[Exercise directions] In full and unchanged, set down the entries that follow, with no images.

--- Supplied material ---

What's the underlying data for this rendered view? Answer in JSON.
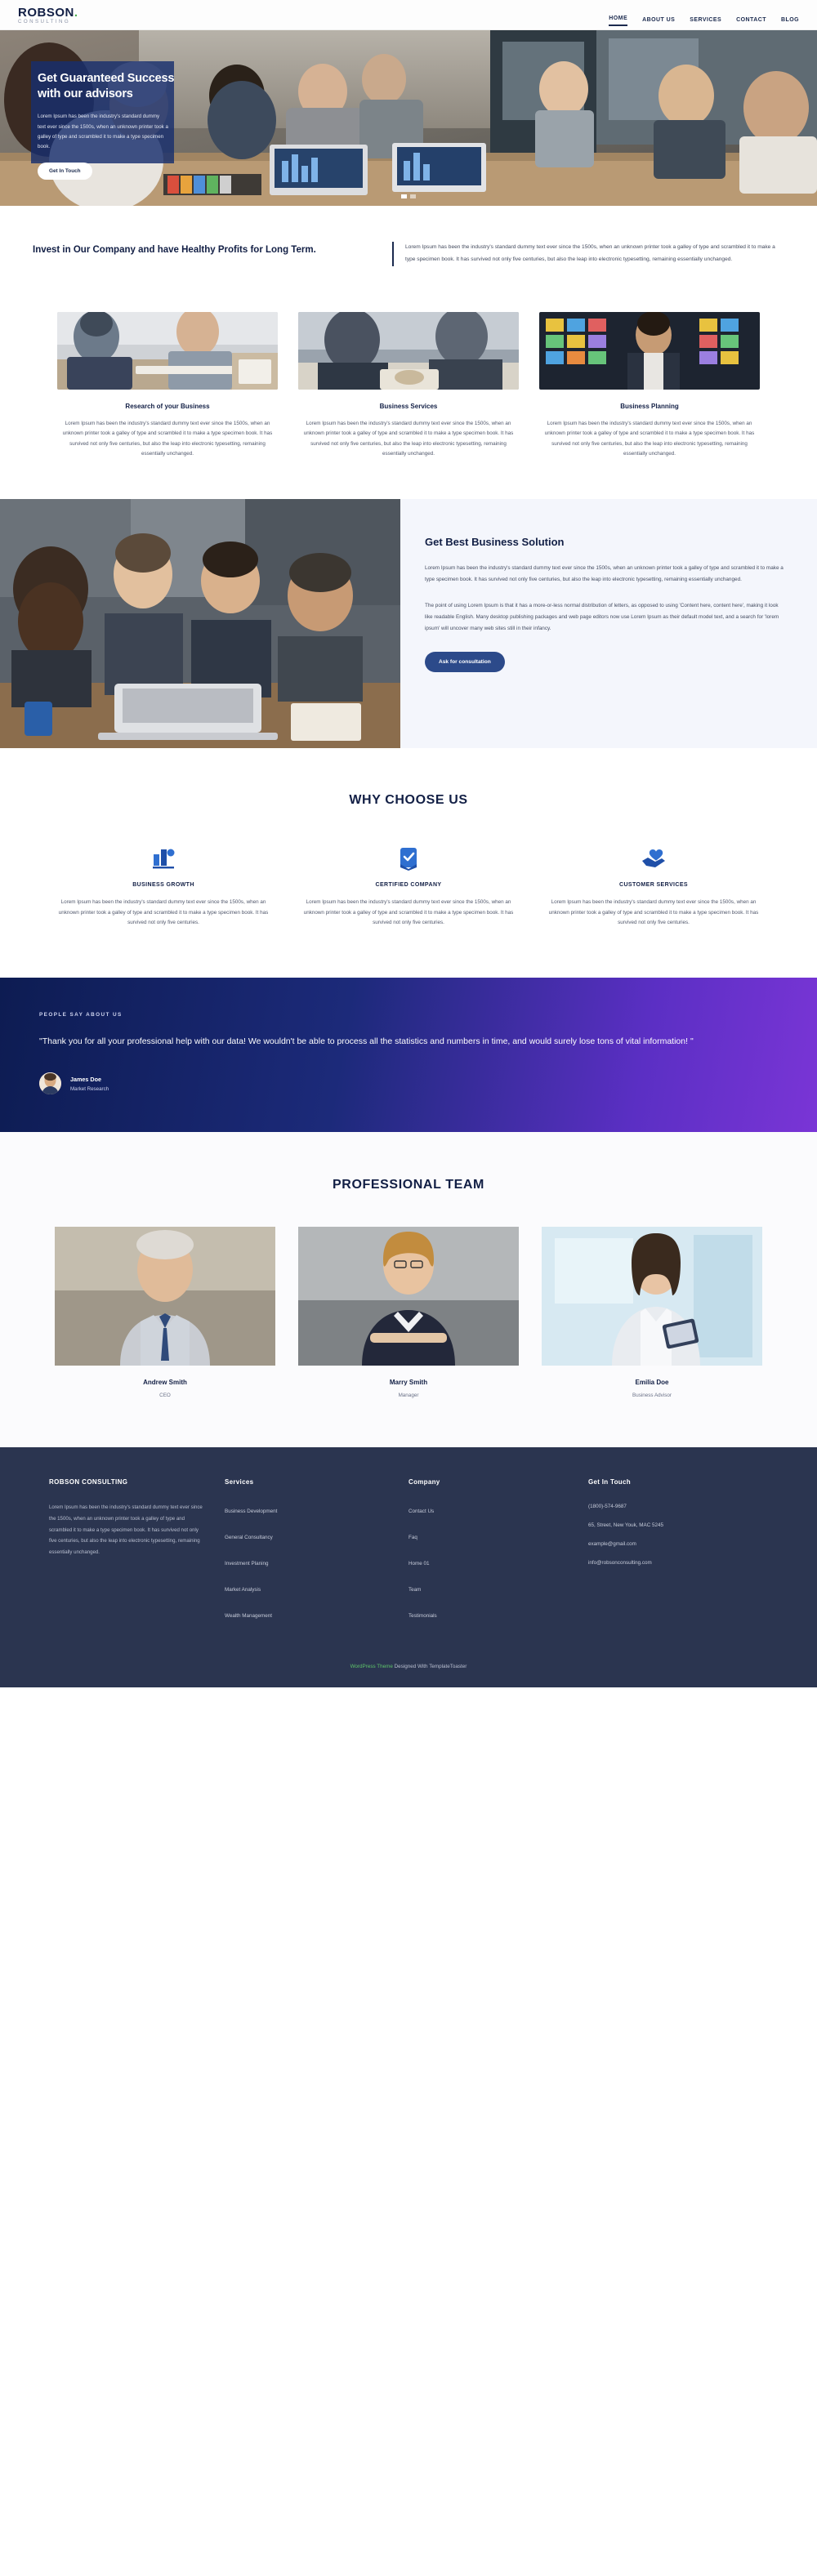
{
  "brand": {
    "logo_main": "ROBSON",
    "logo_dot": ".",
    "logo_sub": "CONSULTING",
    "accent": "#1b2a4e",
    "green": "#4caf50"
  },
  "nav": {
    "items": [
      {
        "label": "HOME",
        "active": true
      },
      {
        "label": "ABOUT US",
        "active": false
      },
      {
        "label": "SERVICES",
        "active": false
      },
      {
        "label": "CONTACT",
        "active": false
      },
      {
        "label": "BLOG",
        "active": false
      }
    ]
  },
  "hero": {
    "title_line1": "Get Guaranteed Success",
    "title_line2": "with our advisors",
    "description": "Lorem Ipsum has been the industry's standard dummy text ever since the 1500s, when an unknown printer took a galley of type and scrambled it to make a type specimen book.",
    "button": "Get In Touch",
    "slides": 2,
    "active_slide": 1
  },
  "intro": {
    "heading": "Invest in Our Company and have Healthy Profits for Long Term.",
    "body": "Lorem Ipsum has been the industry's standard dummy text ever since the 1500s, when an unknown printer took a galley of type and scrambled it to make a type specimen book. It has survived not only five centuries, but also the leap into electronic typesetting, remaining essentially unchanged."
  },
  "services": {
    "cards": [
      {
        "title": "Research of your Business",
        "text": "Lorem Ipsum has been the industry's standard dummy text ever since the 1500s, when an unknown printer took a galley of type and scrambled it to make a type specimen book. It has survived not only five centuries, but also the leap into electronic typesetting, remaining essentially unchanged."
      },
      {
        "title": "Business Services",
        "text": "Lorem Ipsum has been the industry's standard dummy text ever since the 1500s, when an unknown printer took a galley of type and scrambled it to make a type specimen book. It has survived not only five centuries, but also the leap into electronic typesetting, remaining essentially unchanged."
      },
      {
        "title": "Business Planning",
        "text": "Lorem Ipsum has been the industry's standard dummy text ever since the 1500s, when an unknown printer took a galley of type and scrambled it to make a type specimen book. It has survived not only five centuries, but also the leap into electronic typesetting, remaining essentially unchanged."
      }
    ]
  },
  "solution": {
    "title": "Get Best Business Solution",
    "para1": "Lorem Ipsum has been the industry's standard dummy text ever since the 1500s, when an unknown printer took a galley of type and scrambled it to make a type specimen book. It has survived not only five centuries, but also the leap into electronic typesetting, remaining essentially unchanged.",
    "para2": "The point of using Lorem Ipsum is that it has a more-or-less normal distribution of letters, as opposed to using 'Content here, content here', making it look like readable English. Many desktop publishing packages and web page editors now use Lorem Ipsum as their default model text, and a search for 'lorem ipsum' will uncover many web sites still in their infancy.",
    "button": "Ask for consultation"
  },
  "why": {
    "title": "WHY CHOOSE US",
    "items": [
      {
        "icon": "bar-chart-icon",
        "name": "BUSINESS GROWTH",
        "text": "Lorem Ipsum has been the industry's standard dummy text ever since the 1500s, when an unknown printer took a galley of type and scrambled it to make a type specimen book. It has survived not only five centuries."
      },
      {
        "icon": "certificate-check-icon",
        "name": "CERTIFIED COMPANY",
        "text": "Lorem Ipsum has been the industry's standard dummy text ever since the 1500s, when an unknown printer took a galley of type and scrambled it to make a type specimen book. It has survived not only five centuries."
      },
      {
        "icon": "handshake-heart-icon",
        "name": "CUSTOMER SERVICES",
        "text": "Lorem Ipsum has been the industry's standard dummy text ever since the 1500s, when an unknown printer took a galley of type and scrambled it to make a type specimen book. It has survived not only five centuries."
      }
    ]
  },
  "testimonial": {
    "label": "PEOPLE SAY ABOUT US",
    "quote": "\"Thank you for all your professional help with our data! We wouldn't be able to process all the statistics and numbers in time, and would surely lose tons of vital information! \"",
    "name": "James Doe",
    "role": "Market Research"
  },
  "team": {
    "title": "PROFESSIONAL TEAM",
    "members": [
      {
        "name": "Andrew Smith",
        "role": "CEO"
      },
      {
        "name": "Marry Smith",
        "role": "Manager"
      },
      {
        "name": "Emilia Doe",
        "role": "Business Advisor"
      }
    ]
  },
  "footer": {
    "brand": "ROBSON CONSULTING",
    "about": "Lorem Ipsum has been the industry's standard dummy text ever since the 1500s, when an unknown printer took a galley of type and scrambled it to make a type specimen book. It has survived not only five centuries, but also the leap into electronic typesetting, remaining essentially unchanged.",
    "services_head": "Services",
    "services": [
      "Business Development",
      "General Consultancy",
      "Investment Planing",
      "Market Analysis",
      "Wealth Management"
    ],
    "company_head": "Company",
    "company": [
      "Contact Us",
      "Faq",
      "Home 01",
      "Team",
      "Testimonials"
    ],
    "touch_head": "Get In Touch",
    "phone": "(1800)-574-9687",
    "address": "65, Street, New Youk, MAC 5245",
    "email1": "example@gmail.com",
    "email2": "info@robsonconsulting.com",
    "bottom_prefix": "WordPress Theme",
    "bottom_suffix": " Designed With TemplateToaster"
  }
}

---

[Output]
What's the underlying data for this rendered view? Answer in JSON.
{
  "brand": {
    "logo_main": "ROBSON",
    "logo_dot": ".",
    "logo_sub": "CONSULTING",
    "accent": "#1b2a4e",
    "green": "#4caf50"
  },
  "nav": {
    "items": [
      {
        "label": "HOME",
        "active": true
      },
      {
        "label": "ABOUT US",
        "active": false
      },
      {
        "label": "SERVICES",
        "active": false
      },
      {
        "label": "CONTACT",
        "active": false
      },
      {
        "label": "BLOG",
        "active": false
      }
    ]
  },
  "hero": {
    "title_line1": "Get Guaranteed Success",
    "title_line2": "with our advisors",
    "description": "Lorem Ipsum has been the industry's standard dummy text ever since the 1500s, when an unknown printer took a galley of type and scrambled it to make a type specimen book.",
    "button": "Get In Touch",
    "slides": 2,
    "active_slide": 1
  },
  "intro": {
    "heading": "Invest in Our Company and have Healthy Profits for Long Term.",
    "body": "Lorem Ipsum has been the industry's standard dummy text ever since the 1500s, when an unknown printer took a galley of type and scrambled it to make a type specimen book. It has survived not only five centuries, but also the leap into electronic typesetting, remaining essentially unchanged."
  },
  "services": {
    "cards": [
      {
        "title": "Research of your Business",
        "text": "Lorem Ipsum has been the industry's standard dummy text ever since the 1500s, when an unknown printer took a galley of type and scrambled it to make a type specimen book. It has survived not only five centuries, but also the leap into electronic typesetting, remaining essentially unchanged."
      },
      {
        "title": "Business Services",
        "text": "Lorem Ipsum has been the industry's standard dummy text ever since the 1500s, when an unknown printer took a galley of type and scrambled it to make a type specimen book. It has survived not only five centuries, but also the leap into electronic typesetting, remaining essentially unchanged."
      },
      {
        "title": "Business Planning",
        "text": "Lorem Ipsum has been the industry's standard dummy text ever since the 1500s, when an unknown printer took a galley of type and scrambled it to make a type specimen book. It has survived not only five centuries, but also the leap into electronic typesetting, remaining essentially unchanged."
      }
    ]
  },
  "solution": {
    "title": "Get Best Business Solution",
    "para1": "Lorem Ipsum has been the industry's standard dummy text ever since the 1500s, when an unknown printer took a galley of type and scrambled it to make a type specimen book. It has survived not only five centuries, but also the leap into electronic typesetting, remaining essentially unchanged.",
    "para2": "The point of using Lorem Ipsum is that it has a more-or-less normal distribution of letters, as opposed to using 'Content here, content here', making it look like readable English. Many desktop publishing packages and web page editors now use Lorem Ipsum as their default model text, and a search for 'lorem ipsum' will uncover many web sites still in their infancy.",
    "button": "Ask for consultation"
  },
  "why": {
    "title": "WHY CHOOSE US",
    "items": [
      {
        "icon": "bar-chart-icon",
        "name": "BUSINESS GROWTH",
        "text": "Lorem Ipsum has been the industry's standard dummy text ever since the 1500s, when an unknown printer took a galley of type and scrambled it to make a type specimen book. It has survived not only five centuries."
      },
      {
        "icon": "certificate-check-icon",
        "name": "CERTIFIED COMPANY",
        "text": "Lorem Ipsum has been the industry's standard dummy text ever since the 1500s, when an unknown printer took a galley of type and scrambled it to make a type specimen book. It has survived not only five centuries."
      },
      {
        "icon": "handshake-heart-icon",
        "name": "CUSTOMER SERVICES",
        "text": "Lorem Ipsum has been the industry's standard dummy text ever since the 1500s, when an unknown printer took a galley of type and scrambled it to make a type specimen book. It has survived not only five centuries."
      }
    ]
  },
  "testimonial": {
    "label": "PEOPLE SAY ABOUT US",
    "quote": "\"Thank you for all your professional help with our data! We wouldn't be able to process all the statistics and numbers in time, and would surely lose tons of vital information! \"",
    "name": "James Doe",
    "role": "Market Research"
  },
  "team": {
    "title": "PROFESSIONAL TEAM",
    "members": [
      {
        "name": "Andrew Smith",
        "role": "CEO"
      },
      {
        "name": "Marry Smith",
        "role": "Manager"
      },
      {
        "name": "Emilia Doe",
        "role": "Business Advisor"
      }
    ]
  },
  "footer": {
    "brand": "ROBSON CONSULTING",
    "about": "Lorem Ipsum has been the industry's standard dummy text ever since the 1500s, when an unknown printer took a galley of type and scrambled it to make a type specimen book. It has survived not only five centuries, but also the leap into electronic typesetting, remaining essentially unchanged.",
    "services_head": "Services",
    "services": [
      "Business Development",
      "General Consultancy",
      "Investment Planing",
      "Market Analysis",
      "Wealth Management"
    ],
    "company_head": "Company",
    "company": [
      "Contact Us",
      "Faq",
      "Home 01",
      "Team",
      "Testimonials"
    ],
    "touch_head": "Get In Touch",
    "phone": "(1800)-574-9687",
    "address": "65, Street, New Youk, MAC 5245",
    "email1": "example@gmail.com",
    "email2": "info@robsonconsulting.com",
    "bottom_prefix": "WordPress Theme",
    "bottom_suffix": " Designed With TemplateToaster"
  }
}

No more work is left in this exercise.